Lines in the records below that contain the word "Bank" must each be copied.

·····

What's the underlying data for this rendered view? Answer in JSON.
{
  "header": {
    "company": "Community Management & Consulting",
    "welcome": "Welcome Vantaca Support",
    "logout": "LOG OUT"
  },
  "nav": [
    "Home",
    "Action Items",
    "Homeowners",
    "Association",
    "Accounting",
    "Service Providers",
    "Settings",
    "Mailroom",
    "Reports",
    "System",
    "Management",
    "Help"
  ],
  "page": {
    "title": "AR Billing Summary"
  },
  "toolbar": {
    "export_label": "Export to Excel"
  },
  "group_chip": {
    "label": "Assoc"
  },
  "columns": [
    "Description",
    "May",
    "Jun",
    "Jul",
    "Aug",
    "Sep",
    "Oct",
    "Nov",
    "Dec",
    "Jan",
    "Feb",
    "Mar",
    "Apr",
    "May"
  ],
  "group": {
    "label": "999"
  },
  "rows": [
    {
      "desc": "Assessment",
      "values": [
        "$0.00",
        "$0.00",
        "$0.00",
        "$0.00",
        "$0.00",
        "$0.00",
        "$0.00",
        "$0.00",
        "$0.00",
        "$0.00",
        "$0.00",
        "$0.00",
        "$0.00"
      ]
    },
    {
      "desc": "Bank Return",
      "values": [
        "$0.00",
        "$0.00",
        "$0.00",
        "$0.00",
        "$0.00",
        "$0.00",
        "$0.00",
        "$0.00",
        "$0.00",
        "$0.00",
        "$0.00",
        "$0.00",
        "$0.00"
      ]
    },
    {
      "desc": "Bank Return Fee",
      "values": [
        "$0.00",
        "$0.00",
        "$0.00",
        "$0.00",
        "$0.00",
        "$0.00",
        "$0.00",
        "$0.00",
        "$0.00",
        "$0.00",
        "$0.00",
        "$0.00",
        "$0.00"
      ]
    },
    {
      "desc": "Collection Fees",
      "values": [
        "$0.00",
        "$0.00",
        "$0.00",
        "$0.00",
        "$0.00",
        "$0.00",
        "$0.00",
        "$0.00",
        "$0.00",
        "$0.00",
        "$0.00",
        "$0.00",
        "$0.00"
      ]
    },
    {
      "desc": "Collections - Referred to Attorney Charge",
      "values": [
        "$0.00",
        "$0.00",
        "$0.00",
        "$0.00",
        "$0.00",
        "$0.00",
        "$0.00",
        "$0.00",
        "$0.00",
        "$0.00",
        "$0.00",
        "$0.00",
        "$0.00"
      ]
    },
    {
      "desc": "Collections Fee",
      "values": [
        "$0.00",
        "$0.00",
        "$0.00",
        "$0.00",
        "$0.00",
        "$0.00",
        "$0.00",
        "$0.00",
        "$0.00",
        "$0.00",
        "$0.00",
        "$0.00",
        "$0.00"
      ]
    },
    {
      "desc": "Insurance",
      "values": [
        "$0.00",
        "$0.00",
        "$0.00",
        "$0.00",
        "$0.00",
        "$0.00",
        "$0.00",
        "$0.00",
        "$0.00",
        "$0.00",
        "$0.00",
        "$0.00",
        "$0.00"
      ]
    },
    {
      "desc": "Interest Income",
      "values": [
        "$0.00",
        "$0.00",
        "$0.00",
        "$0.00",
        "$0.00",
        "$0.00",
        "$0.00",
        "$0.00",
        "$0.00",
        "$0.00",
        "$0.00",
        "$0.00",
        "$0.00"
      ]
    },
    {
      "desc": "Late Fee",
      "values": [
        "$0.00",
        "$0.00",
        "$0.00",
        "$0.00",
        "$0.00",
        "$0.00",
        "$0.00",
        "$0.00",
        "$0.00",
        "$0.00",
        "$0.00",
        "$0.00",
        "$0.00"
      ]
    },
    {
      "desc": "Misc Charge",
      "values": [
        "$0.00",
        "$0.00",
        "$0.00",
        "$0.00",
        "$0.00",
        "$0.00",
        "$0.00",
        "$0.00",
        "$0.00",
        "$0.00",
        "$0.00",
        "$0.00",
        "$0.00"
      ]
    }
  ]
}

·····

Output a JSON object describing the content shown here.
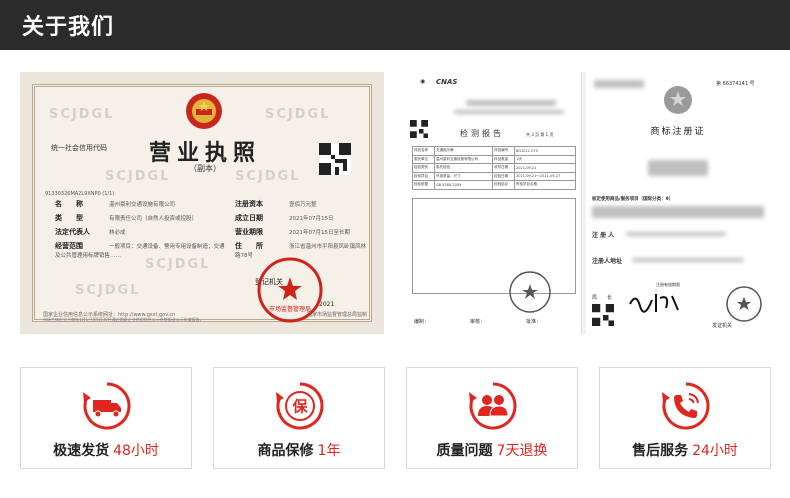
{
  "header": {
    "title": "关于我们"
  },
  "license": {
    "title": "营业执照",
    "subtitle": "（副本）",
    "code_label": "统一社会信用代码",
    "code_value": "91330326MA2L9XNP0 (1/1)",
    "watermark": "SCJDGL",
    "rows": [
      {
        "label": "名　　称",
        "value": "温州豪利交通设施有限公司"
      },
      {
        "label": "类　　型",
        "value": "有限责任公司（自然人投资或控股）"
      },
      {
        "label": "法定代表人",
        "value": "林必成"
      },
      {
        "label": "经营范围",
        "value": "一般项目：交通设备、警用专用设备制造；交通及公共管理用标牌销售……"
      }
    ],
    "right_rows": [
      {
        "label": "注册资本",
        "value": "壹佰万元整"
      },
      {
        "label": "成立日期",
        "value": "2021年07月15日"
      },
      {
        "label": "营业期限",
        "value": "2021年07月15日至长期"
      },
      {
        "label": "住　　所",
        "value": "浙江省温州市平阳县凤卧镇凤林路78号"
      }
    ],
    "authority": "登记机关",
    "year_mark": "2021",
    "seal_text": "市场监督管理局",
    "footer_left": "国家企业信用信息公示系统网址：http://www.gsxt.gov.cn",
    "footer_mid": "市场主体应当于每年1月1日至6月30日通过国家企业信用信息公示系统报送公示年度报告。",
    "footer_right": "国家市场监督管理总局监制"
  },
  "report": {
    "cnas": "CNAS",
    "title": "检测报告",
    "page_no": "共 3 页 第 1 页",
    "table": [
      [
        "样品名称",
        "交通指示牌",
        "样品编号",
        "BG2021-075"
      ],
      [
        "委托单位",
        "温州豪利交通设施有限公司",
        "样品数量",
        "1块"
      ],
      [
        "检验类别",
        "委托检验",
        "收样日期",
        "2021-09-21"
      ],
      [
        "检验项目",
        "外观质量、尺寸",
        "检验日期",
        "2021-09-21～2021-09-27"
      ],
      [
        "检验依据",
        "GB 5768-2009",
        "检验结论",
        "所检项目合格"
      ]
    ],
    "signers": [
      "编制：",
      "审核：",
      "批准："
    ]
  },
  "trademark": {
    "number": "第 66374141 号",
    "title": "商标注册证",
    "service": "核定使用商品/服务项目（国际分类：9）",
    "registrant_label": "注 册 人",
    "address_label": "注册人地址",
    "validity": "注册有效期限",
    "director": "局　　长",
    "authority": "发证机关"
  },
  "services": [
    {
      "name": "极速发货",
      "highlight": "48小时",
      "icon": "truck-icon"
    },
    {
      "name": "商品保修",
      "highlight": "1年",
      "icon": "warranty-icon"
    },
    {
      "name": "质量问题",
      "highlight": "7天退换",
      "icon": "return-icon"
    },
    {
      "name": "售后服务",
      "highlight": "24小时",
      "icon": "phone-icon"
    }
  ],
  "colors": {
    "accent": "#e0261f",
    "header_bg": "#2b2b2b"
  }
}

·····

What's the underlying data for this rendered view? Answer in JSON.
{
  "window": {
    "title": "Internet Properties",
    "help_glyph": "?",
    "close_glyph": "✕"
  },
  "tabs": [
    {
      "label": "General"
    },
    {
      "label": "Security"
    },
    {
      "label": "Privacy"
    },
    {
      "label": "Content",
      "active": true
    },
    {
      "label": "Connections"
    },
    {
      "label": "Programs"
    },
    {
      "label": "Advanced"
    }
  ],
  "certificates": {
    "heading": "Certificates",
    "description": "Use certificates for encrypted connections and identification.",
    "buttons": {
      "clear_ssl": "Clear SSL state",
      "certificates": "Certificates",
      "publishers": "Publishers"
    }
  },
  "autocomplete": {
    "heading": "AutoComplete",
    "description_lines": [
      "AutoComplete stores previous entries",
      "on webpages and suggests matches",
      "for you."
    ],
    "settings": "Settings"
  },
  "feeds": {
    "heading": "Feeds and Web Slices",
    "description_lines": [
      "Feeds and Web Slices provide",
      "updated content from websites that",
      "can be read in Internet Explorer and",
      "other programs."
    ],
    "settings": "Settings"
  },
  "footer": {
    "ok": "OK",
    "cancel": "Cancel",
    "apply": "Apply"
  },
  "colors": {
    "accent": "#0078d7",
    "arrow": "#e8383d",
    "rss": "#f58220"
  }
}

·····

● ANSWER FOR THE TASK
      "desc": "Bank Return",
      "desc": "Bank Return Fee",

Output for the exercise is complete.